* **HOW TO COMPLETE THIS TASK**
Write out the whole listing again, exactly.

* **SOURCE INFORMATION**
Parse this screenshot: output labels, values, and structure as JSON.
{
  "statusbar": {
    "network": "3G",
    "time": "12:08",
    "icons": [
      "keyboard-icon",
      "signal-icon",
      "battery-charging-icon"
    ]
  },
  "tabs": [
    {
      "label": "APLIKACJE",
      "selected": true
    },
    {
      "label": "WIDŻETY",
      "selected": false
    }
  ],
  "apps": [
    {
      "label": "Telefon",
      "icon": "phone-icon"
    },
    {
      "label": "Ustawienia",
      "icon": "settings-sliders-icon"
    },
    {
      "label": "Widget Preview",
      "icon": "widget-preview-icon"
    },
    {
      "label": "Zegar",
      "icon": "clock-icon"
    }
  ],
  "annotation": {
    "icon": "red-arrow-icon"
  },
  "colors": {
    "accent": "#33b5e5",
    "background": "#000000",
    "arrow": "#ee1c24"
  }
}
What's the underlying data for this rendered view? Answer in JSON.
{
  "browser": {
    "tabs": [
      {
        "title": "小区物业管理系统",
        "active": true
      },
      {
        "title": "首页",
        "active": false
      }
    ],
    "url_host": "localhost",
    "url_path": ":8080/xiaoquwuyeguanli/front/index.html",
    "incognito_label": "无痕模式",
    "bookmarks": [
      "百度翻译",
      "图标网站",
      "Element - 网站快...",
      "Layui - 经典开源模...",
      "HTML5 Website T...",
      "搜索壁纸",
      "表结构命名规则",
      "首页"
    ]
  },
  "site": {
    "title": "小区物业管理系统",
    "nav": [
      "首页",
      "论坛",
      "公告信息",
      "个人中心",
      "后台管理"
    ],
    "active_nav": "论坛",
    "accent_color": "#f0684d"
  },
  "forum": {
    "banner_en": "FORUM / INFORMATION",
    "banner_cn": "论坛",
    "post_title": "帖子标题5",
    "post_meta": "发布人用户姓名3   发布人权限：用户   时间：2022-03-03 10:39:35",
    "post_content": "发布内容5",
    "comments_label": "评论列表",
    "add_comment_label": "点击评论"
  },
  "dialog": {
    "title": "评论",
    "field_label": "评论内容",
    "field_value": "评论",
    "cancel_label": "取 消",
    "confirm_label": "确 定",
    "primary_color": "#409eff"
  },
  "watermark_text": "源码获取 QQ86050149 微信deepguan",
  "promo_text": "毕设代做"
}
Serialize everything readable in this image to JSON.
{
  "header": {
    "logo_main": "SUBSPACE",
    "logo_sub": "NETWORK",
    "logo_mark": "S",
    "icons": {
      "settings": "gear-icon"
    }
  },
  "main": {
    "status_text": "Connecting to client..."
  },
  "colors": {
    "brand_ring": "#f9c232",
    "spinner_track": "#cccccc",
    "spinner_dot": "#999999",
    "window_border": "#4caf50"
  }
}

* **REPLY TO THE EXERCISE**
Parse this screenshot: output labels, values, and structure as JSON.
{
  "statusbar": {
    "network": "3G",
    "time": "12:08",
    "icons": [
      "keyboard-icon",
      "signal-icon",
      "battery-charging-icon"
    ]
  },
  "tabs": [
    {
      "label": "APLIKACJE",
      "selected": true
    },
    {
      "label": "WIDŻETY",
      "selected": false
    }
  ],
  "apps": [
    {
      "label": "Telefon",
      "icon": "phone-icon"
    },
    {
      "label": "Ustawienia",
      "icon": "settings-sliders-icon"
    },
    {
      "label": "Widget Preview",
      "icon": "widget-preview-icon"
    },
    {
      "label": "Zegar",
      "icon": "clock-icon"
    }
  ],
  "annotation": {
    "icon": "red-arrow-icon"
  },
  "colors": {
    "accent": "#33b5e5",
    "background": "#000000",
    "arrow": "#ee1c24"
  }
}
What's the underlying data for this rendered view? Answer in JSON.
{
  "browser": {
    "tabs": [
      {
        "title": "小区物业管理系统",
        "active": true
      },
      {
        "title": "首页",
        "active": false
      }
    ],
    "url_host": "localhost",
    "url_path": ":8080/xiaoquwuyeguanli/front/index.html",
    "incognito_label": "无痕模式",
    "bookmarks": [
      "百度翻译",
      "图标网站",
      "Element - 网站快...",
      "Layui - 经典开源模...",
      "HTML5 Website T...",
      "搜索壁纸",
      "表结构命名规则",
      "首页"
    ]
  },
  "site": {
    "title": "小区物业管理系统",
    "nav": [
      "首页",
      "论坛",
      "公告信息",
      "个人中心",
      "后台管理"
    ],
    "active_nav": "论坛",
    "accent_color": "#f0684d"
  },
  "forum": {
    "banner_en": "FORUM / INFORMATION",
    "banner_cn": "论坛",
    "post_title": "帖子标题5",
    "post_meta": "发布人用户姓名3   发布人权限：用户   时间：2022-03-03 10:39:35",
    "post_content": "发布内容5",
    "comments_label": "评论列表",
    "add_comment_label": "点击评论"
  },
  "dialog": {
    "title": "评论",
    "field_label": "评论内容",
    "field_value": "评论",
    "cancel_label": "取 消",
    "confirm_label": "确 定",
    "primary_color": "#409eff"
  },
  "watermark_text": "源码获取 QQ86050149 微信deepguan",
  "promo_text": "毕设代做"
}
Serialize everything readable in this image to JSON.
{
  "header": {
    "logo_main": "SUBSPACE",
    "logo_sub": "NETWORK",
    "logo_mark": "S",
    "icons": {
      "settings": "gear-icon"
    }
  },
  "main": {
    "status_text": "Connecting to client..."
  },
  "colors": {
    "brand_ring": "#f9c232",
    "spinner_track": "#cccccc",
    "spinner_dot": "#999999",
    "window_border": "#4caf50"
  }
}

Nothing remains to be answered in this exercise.